### MATERIALS PROVIDED ###

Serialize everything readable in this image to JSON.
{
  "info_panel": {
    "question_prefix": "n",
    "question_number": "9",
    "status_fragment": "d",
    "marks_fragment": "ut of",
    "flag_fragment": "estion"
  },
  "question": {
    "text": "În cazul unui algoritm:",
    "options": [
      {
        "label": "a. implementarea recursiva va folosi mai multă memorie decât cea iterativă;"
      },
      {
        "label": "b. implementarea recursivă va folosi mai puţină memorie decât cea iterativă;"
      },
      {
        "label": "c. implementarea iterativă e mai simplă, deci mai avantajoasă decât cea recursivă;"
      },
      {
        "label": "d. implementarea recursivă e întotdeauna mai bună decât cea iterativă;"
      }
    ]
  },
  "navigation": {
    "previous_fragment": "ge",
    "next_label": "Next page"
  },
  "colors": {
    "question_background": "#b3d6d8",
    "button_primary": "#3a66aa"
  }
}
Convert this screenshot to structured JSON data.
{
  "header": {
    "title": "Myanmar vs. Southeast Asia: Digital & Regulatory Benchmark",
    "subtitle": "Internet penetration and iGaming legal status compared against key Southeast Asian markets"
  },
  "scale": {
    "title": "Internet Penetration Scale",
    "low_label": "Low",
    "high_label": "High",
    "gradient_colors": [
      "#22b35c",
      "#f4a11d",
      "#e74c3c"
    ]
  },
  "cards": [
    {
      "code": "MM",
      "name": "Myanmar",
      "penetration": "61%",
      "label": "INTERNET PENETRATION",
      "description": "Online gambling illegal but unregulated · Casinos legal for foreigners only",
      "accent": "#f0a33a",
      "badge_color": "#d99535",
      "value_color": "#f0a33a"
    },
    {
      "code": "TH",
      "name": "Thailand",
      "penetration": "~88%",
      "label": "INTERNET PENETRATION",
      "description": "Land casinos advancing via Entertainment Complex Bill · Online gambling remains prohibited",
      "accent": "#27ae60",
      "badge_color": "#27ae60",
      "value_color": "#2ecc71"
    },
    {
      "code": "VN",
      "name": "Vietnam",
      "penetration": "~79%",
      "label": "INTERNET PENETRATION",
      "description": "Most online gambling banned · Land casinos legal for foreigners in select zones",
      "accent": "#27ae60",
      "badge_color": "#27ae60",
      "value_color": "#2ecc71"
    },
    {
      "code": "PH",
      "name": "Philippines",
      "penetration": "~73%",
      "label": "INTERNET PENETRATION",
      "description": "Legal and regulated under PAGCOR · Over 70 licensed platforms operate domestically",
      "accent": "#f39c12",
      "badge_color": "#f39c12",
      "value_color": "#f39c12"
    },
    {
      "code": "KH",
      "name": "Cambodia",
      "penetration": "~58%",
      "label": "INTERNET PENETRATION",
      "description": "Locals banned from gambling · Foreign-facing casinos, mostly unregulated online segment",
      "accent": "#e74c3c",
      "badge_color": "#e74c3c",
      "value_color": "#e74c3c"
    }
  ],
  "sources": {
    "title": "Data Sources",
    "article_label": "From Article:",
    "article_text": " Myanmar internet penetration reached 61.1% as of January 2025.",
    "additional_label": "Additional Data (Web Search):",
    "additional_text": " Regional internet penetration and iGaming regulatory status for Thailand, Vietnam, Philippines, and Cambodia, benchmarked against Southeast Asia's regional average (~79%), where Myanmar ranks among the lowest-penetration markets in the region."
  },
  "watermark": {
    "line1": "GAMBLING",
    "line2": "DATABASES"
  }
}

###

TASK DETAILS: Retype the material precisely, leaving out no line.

ANSWER BOX:
Serialize everything readable in this image to JSON.
{
  "info_panel": {
    "question_prefix": "n",
    "question_number": "9",
    "status_fragment": "d",
    "marks_fragment": "ut of",
    "flag_fragment": "estion"
  },
  "question": {
    "text": "În cazul unui algoritm:",
    "options": [
      {
        "label": "a. implementarea recursiva va folosi mai multă memorie decât cea iterativă;"
      },
      {
        "label": "b. implementarea recursivă va folosi mai puţină memorie decât cea iterativă;"
      },
      {
        "label": "c. implementarea iterativă e mai simplă, deci mai avantajoasă decât cea recursivă;"
      },
      {
        "label": "d. implementarea recursivă e întotdeauna mai bună decât cea iterativă;"
      }
    ]
  },
  "navigation": {
    "previous_fragment": "ge",
    "next_label": "Next page"
  },
  "colors": {
    "question_background": "#b3d6d8",
    "button_primary": "#3a66aa"
  }
}
Convert this screenshot to structured JSON data.
{
  "header": {
    "title": "Myanmar vs. Southeast Asia: Digital & Regulatory Benchmark",
    "subtitle": "Internet penetration and iGaming legal status compared against key Southeast Asian markets"
  },
  "scale": {
    "title": "Internet Penetration Scale",
    "low_label": "Low",
    "high_label": "High",
    "gradient_colors": [
      "#22b35c",
      "#f4a11d",
      "#e74c3c"
    ]
  },
  "cards": [
    {
      "code": "MM",
      "name": "Myanmar",
      "penetration": "61%",
      "label": "INTERNET PENETRATION",
      "description": "Online gambling illegal but unregulated · Casinos legal for foreigners only",
      "accent": "#f0a33a",
      "badge_color": "#d99535",
      "value_color": "#f0a33a"
    },
    {
      "code": "TH",
      "name": "Thailand",
      "penetration": "~88%",
      "label": "INTERNET PENETRATION",
      "description": "Land casinos advancing via Entertainment Complex Bill · Online gambling remains prohibited",
      "accent": "#27ae60",
      "badge_color": "#27ae60",
      "value_color": "#2ecc71"
    },
    {
      "code": "VN",
      "name": "Vietnam",
      "penetration": "~79%",
      "label": "INTERNET PENETRATION",
      "description": "Most online gambling banned · Land casinos legal for foreigners in select zones",
      "accent": "#27ae60",
      "badge_color": "#27ae60",
      "value_color": "#2ecc71"
    },
    {
      "code": "PH",
      "name": "Philippines",
      "penetration": "~73%",
      "label": "INTERNET PENETRATION",
      "description": "Legal and regulated under PAGCOR · Over 70 licensed platforms operate domestically",
      "accent": "#f39c12",
      "badge_color": "#f39c12",
      "value_color": "#f39c12"
    },
    {
      "code": "KH",
      "name": "Cambodia",
      "penetration": "~58%",
      "label": "INTERNET PENETRATION",
      "description": "Locals banned from gambling · Foreign-facing casinos, mostly unregulated online segment",
      "accent": "#e74c3c",
      "badge_color": "#e74c3c",
      "value_color": "#e74c3c"
    }
  ],
  "sources": {
    "title": "Data Sources",
    "article_label": "From Article:",
    "article_text": " Myanmar internet penetration reached 61.1% as of January 2025.",
    "additional_label": "Additional Data (Web Search):",
    "additional_text": " Regional internet penetration and iGaming regulatory status for Thailand, Vietnam, Philippines, and Cambodia, benchmarked against Southeast Asia's regional average (~79%), where Myanmar ranks among the lowest-penetration markets in the region."
  },
  "watermark": {
    "line1": "GAMBLING",
    "line2": "DATABASES"
  }
}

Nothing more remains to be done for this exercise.